PTC Council mistaken not to approve sprinkler rule for new homes


The City Council showed their extreme shortsightedness and succumbed (read “caved-in”) to specious arguments by representatives of the local builders group in voting down, 4-1, the proposed ordinance which would have required sprinklers in all new, single family construction.

Only Councilwoman [Kim] Learnard displayed genuine concern for lives and property, for which great thanks are owed for her courage. (The ordinance would have also required installation in instances of remodeling greater than 50 percent of the home value).

“Free choice,” cost and downright ignorance were the shallow positions advanced. Cast your memory back (if you are of sufficient years) to the 1960s when the installation of seat belts was finally mandated in this country.

Follow that with the introduction of airbags and the mandatory use of those seatbelts and Councilwoman Vanessa Fleisch would have voted against all, stating that it isn’t up to the government to “save us from ourselves.”

Certainly the federal government should be responsible for but a few public goods, of which the military is one example, and cases where market mechanisms fail, the state responsible for slightly more, and then down to our local municipality, where the rubber meets the road.

If we are unable to recognize the opportunity for groundbreaking legislation that is a proven lifesaver … do we leave it to special interests groups to determine our path? Is the price less for those lobbyists than for even one life? Have you ever been asked by a builder, in a pre-construction meeting, if you would like to consider a sprinkler system for your new home?

Fact: Not a single documented case of loss of life in a residence equipped with sprinklers.

The price tag: 1 to 1.5 percent. A roughly $4,500 investment on a $300,000 residence here in our fair city. Over the length of most mortgages that home will save the installation cost easily in fire insurance alone. What price(less) piece of mind and the life of a single 3-year-old child, trapped in a burning bedroom?

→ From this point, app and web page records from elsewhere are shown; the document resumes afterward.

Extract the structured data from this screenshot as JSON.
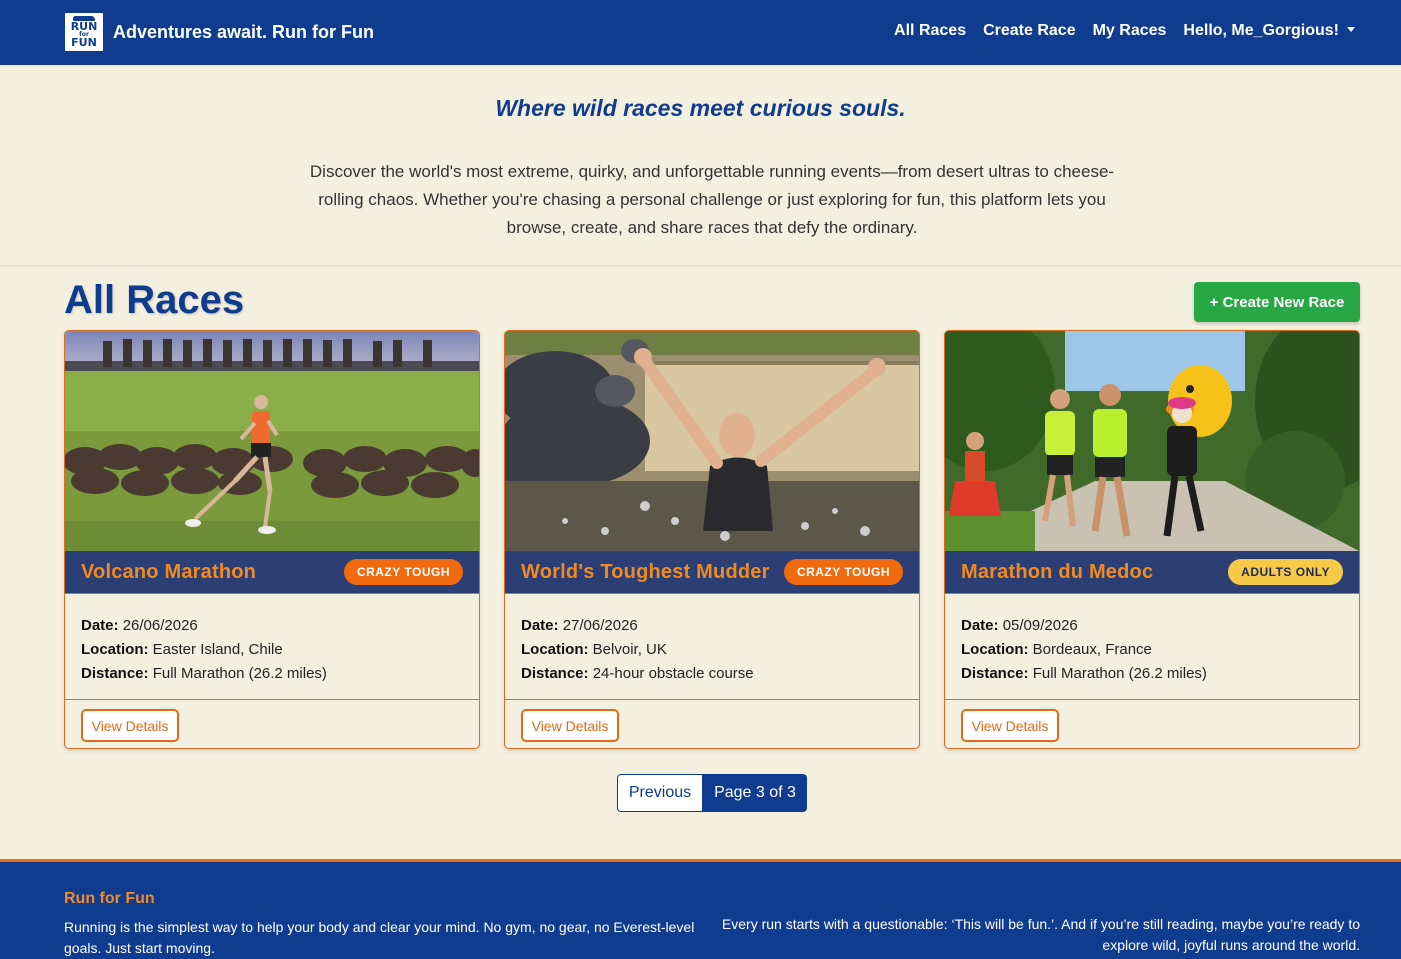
{
  "nav": {
    "logo_text": [
      "RUN",
      "for",
      "FUN"
    ],
    "brand": "Adventures await. Run for Fun",
    "links": [
      "All Races",
      "Create Race",
      "My Races"
    ],
    "user": "Hello, Me_Gorgious!"
  },
  "hero": {
    "tagline": "Where wild races meet curious souls.",
    "description": "Discover the world's most extreme, quirky, and unforgettable running events—from desert ultras to cheese-rolling chaos. Whether you're chasing a personal challenge or just exploring for fun, this platform lets you browse, create, and share races that defy the ordinary."
  },
  "section": {
    "title": "All Races",
    "create_button": "+ Create New Race"
  },
  "labels": {
    "date": "Date:",
    "location": "Location:",
    "distance": "Distance:",
    "details_button": "View Details"
  },
  "races": [
    {
      "title": "Volcano Marathon",
      "badge": "CRAZY TOUGH",
      "date": "26/06/2026",
      "location": "Easter Island, Chile",
      "distance": "Full Marathon (26.2 miles)"
    },
    {
      "title": "World's Toughest Mudder",
      "badge": "CRAZY TOUGH",
      "date": "27/06/2026",
      "location": "Belvoir, UK",
      "distance": "24-hour obstacle course"
    },
    {
      "title": "Marathon du Medoc",
      "badge": "ADULTS ONLY",
      "date": "05/09/2026",
      "location": "Bordeaux, France",
      "distance": "Full Marathon (26.2 miles)"
    }
  ],
  "pagination": {
    "previous": "Previous",
    "current": "Page 3 of 3"
  },
  "footer": {
    "title": "Run for Fun",
    "left": "Running is the simplest way to help your body and clear your mind. No gym, no gear, no Everest-level goals. Just start moving.",
    "right": "Every run starts with a questionable: ‘This will be fun.’. And if you’re still reading, maybe you’re ready to explore wild, joyful runs around the world."
  },
  "colors": {
    "navy": "#0f3c8f",
    "orange": "#f06a0f",
    "green": "#28a745",
    "cream": "#f4f0e0",
    "badge_yellow": "#f7c948"
  }
}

And finally, the last two points: not the only ones lacking in any understanding of fire behavior and residential sprinkler operation but the two most notably advanced. “Most victims die from smoke and that smoke won’t activate the system to save them.”

Well, yes – most who succumb to residential fire do perish from smoke inhalation as the toxic byproducts of combustion overcome them before they are reached by flame.

Those byproducts, by the laws of physics, demand a heat source and that source will activate the sole sprinkler head, in most cases, necessary to put out the fire quickly and with minimal damage to property and, more importantly, to life – priceless.

“Have you ever seen the brackish water in an older system? It causes far more damage than the fire ever would.” Ludicrous to the extreme but it would matter little if that single, even two or three, head(s) spit out peanut butter to extinguish the flame.

If a firefighter comes through your front door with a 2.5-inch diameter hose (the mid-size of your department’s three attack lines), at 125 gallons per minute, the spray from sprinkler heads activated well before they could ever respond, will seem like an April shower compared to Hurricane Katrina.

I’m passionate about this subject and I do have a vested interest. What value do you place on your child and the safety of my fellow firefighters? Priceless.

Les Dyer

Peachtree City, Ga.

[Dyer is president of the city’s volunteer firefighters association. He lost the Post 4 City Council race last fall to Vanessa Fleisch.]